On the Road – Autism on the Seas

Early morning Monster on the Anthem of the Seas, Oct/Nov 2018As I’ve mentioned numerous times, our biggest problem traveling has been terror of how the Monster might respond to a trip anywhere.  Our vacations, typically, tend to either involve going with family so we have backup or going somewhere that we can ‘abort’ back home if there’s too serious of a disruption.  We’ve gone to the beach and small trips within driving range primarily, so we end up within a few hours radius of our house where we feel ‘safe’.  Flying somewhere’s been off our radar, despite having gone through Wings for Autism and his seemingly having responded okay to that.  A week on a cruise ship, though, where there are thin walls, no availability of adjusting the environment and especially no aborting back to home?  Out of the question, you lunatics.
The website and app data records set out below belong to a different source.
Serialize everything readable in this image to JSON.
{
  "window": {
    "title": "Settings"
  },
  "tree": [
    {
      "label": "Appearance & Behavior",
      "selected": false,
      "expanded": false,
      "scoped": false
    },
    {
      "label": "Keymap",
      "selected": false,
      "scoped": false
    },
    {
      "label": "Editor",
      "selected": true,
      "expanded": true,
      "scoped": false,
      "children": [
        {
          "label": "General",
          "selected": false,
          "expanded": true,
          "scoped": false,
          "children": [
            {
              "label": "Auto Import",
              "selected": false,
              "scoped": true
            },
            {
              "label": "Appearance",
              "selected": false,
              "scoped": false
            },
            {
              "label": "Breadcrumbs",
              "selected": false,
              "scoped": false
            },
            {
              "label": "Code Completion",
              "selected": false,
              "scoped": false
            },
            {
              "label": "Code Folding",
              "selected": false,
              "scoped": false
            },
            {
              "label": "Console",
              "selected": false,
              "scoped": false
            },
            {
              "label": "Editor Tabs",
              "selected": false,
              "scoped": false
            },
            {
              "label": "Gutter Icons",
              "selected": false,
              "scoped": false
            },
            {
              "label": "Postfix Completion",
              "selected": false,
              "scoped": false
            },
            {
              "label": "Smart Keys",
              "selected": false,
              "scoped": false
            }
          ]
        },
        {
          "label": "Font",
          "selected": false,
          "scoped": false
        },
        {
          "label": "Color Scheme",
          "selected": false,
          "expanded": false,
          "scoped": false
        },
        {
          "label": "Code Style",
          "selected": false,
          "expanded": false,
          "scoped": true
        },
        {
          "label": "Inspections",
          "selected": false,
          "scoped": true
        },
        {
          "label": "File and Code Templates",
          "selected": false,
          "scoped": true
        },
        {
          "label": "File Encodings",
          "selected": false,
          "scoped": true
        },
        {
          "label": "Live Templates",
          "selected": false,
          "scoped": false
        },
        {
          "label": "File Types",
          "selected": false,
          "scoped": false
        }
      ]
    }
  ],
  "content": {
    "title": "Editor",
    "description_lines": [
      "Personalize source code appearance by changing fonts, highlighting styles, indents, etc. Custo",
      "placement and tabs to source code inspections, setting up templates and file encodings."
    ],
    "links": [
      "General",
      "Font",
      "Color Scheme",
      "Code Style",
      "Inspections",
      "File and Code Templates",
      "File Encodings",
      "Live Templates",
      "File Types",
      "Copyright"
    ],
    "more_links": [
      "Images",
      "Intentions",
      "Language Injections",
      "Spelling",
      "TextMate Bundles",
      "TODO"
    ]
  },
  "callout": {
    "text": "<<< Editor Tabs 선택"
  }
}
About a year ago, my family and I had the benefit of enjoying a morning with some of Autism on the Seas’ staff on Grandeur of the Seas, the Royal Caribbean ship that’s travels from the Port of Baltimore.  The goal of the exercise, besides obviously getting a sales pitch for their services, was to see how the Monster would respond to being on a ship, and to figure out if we could imagine ourselves actually putting ourselves through that kind of an exercise.  I’m also a big believer that a test-drive often doesn’t give you a full, accurate impression of a company’s services, but I could put my thoughts on that aside when the wife and I actually found a few sailings that worked with our schedule and budget and… suddenly, I found our family preparing to go on vacation. Continue reading
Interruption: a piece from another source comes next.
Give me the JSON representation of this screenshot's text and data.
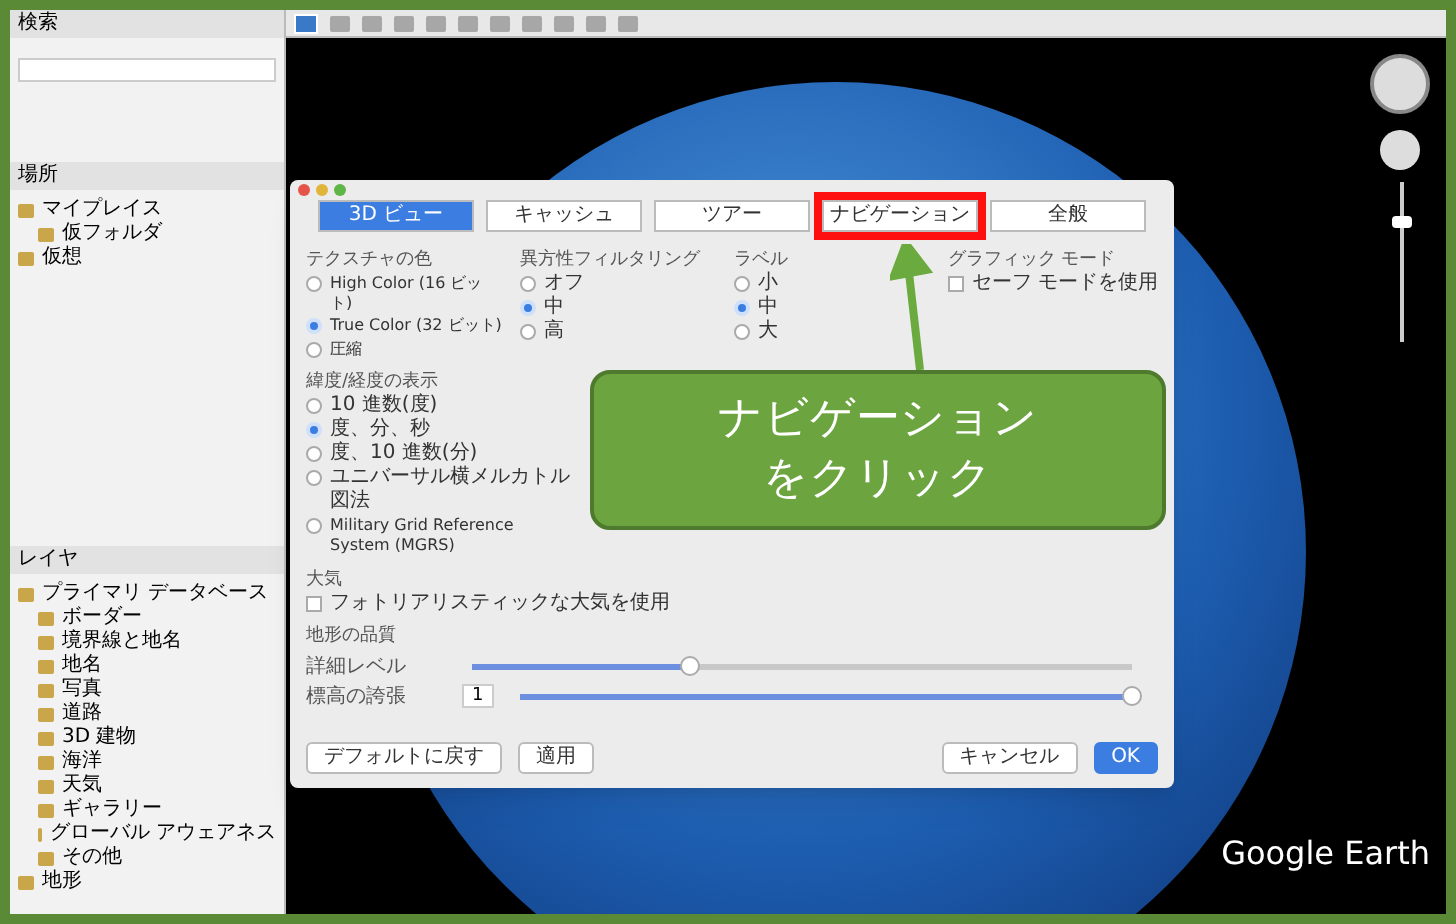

There and Back Again

So we’re back from our vacation.  (Yes, yes, I know I promised to post this yesterday – work just got crazy on my return.) Not that we’re unpacked yet, mind you, because we overpacked as we’re inclined to do, and so there are suitcases and duffel bags littering our foyer, but…

The short version, without going into things I’ll touch on in the review later this week – a week, for something like this, was probably the right amount of time. Continue reading
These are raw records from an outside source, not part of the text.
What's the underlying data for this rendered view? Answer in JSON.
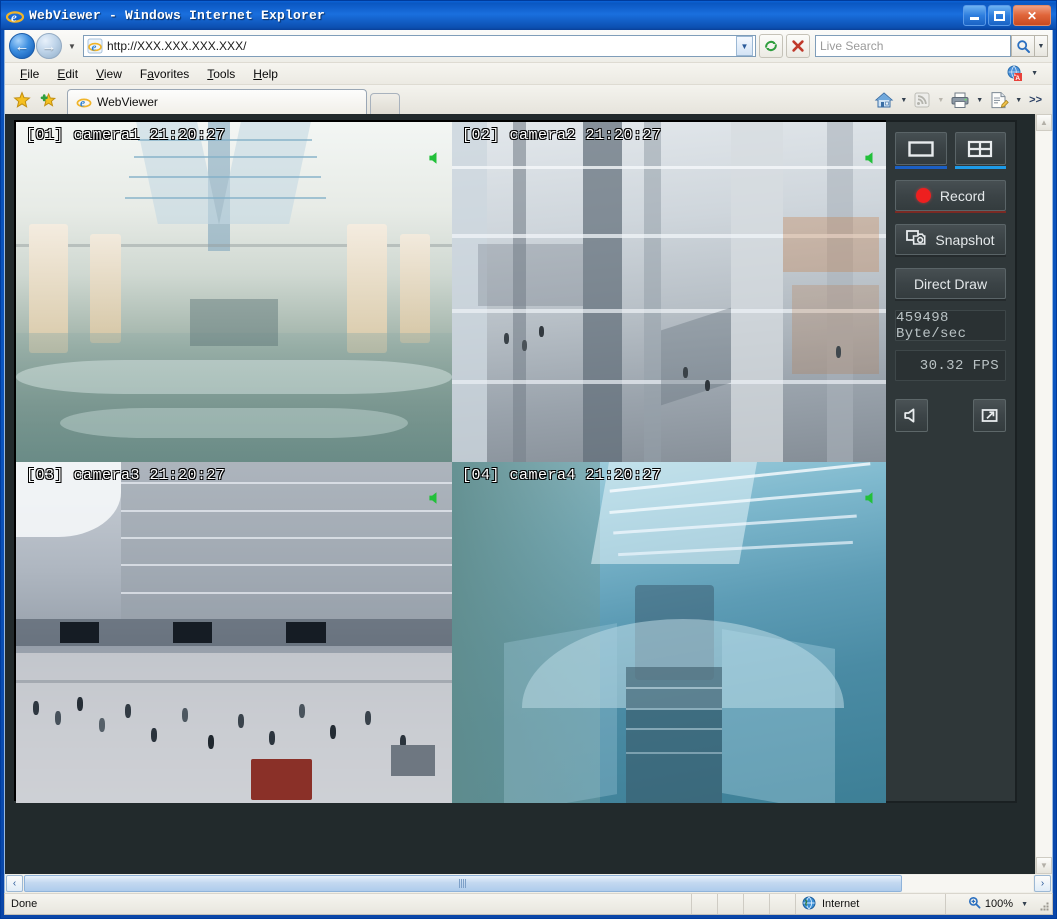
{
  "window": {
    "title": "WebViewer - Windows Internet Explorer",
    "minimize_label": "Minimize",
    "maximize_label": "Maximize",
    "close_label": "Close"
  },
  "nav": {
    "back_label": "Back",
    "forward_label": "Forward",
    "recent_pages_label": "Recent Pages",
    "address_value": "http://XXX.XXX.XXX.XXX/",
    "address_placeholder": "",
    "address_dropdown_label": "Address dropdown",
    "refresh_label": "Refresh",
    "stop_label": "Stop",
    "search_placeholder": "Live Search",
    "search_value": "",
    "search_go_label": "Search",
    "search_dropdown_label": "Search options"
  },
  "menu": {
    "items": [
      {
        "label": "File",
        "accel": "F"
      },
      {
        "label": "Edit",
        "accel": "E"
      },
      {
        "label": "View",
        "accel": "V"
      },
      {
        "label": "Favorites",
        "accel": "a"
      },
      {
        "label": "Tools",
        "accel": "T"
      },
      {
        "label": "Help",
        "accel": "H"
      }
    ]
  },
  "tabs": {
    "favorites_center_label": "Favorites Center",
    "add_favorite_label": "Add to Favorites",
    "items": [
      {
        "label": "WebViewer",
        "icon": "ie-icon",
        "active": true
      }
    ],
    "new_tab_label": "New Tab",
    "toolbar": [
      {
        "name": "home-icon",
        "label": "Home",
        "has_dropdown": true
      },
      {
        "name": "rss-icon",
        "label": "Feeds",
        "has_dropdown": true,
        "disabled": true
      },
      {
        "name": "print-icon",
        "label": "Print",
        "has_dropdown": true
      },
      {
        "name": "page-icon",
        "label": "Page",
        "has_dropdown": true
      }
    ],
    "overflow_label": ">>"
  },
  "viewer": {
    "cameras": [
      {
        "id": "01",
        "index_label": "[01]",
        "name": "camera1",
        "time": "21:20:27",
        "osd": "[01] camera1 21:20:27",
        "audio": true,
        "selected": true
      },
      {
        "id": "02",
        "index_label": "[02]",
        "name": "camera2",
        "time": "21:20:27",
        "osd": "[02] camera2 21:20:27",
        "audio": true,
        "selected": false
      },
      {
        "id": "03",
        "index_label": "[03]",
        "name": "camera3",
        "time": "21:20:27",
        "osd": "[03] camera3 21:20:27",
        "audio": true,
        "selected": false
      },
      {
        "id": "04",
        "index_label": "[04]",
        "name": "camera4",
        "time": "21:20:27",
        "osd": "[04] camera4 21:20:27",
        "audio": true,
        "selected": false
      }
    ],
    "panel": {
      "layout_single_label": "Single View",
      "layout_quad_label": "Quad View",
      "layout_single_active": false,
      "layout_quad_active": true,
      "record_label": "Record",
      "snapshot_label": "Snapshot",
      "direct_draw_label": "Direct Draw",
      "bitrate": "459498 Byte/sec",
      "fps": "30.32 FPS",
      "audio_label": "Audio",
      "fullscreen_label": "Full Screen"
    },
    "colors": {
      "panel_bg": "#2f3739",
      "selection": "#2196f3",
      "record_dot": "#ee1f1f",
      "quad_underline": "#1e9be8",
      "single_underline": "#1b5fc4",
      "record_underline": "#7a2a24",
      "osd_text": "#ffffff",
      "audio_icon": "#22c03a"
    }
  },
  "scrollbars": {
    "v_up_label": "Scroll up",
    "v_down_label": "Scroll down",
    "h_left_label": "Scroll left",
    "h_right_label": "Scroll right"
  },
  "statusbar": {
    "status": "Done",
    "zone": "Internet",
    "zoom": "100%",
    "zoom_dropdown_label": "Change Zoom Level"
  }
}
Wait, what?

I never quite know what to expect when I take the Monster out in public.

The truth is, I feel like greater than fifty percent of folks seem to assume that the Monster is listening to music or something (at least based on the ones who decide to say something about his headphones).  Even the people who realize that he’s not a ‘normal’ child, though, I have this little thing in the back of my head about trying to figure out what they make of him when he’s out in public.

And still sometimes, I get pleasantly surprised. Continue reading

Giving It A Try

The Monster’s started his third year of ‘real’ Hebrew school this week.

When I was… well, when i was closer to R’s age than the Monster’s, I started Hebrew school – first once a week, and then thrice a week as I got to third grade.  The goal was to make sure that I arrived at my Bar Mitzvah armed with basic knowledge of ritual, Jewish history, and Hebrew, and was able to function in a synagogue as I got older.

And that’s where the questions about the Monster and Hebrew school really intersect. Continue reading

Getting What You Ask For

Repeat this mantra – “non-verbal does not mean mute”.

I’m constantly surprised at how folks comment on how ‘verbal’ the Monster is, without understanding that while he can say a great deal, he doesn’t communicate a lot.  He does have words, but they’re often hard to pull from him to get at the crux of what he wants at any given moment.  Like a lot of parents, we frequently grumble about how we wish he’d just tell us what he wants.

Well, we got our wish this week. Continue reading

Earworm

One of the Monster’s talents we’ve noticed, a long time ago, is his ability to remember and reproduce music.

At one point, we’d investigated music therapy for him, but discontinued it when his schedule got more pressing and it didn’t seem to be having an effect.  But throughout, we’ve continued to notice that he has little… tunes caught in his head. Continue reading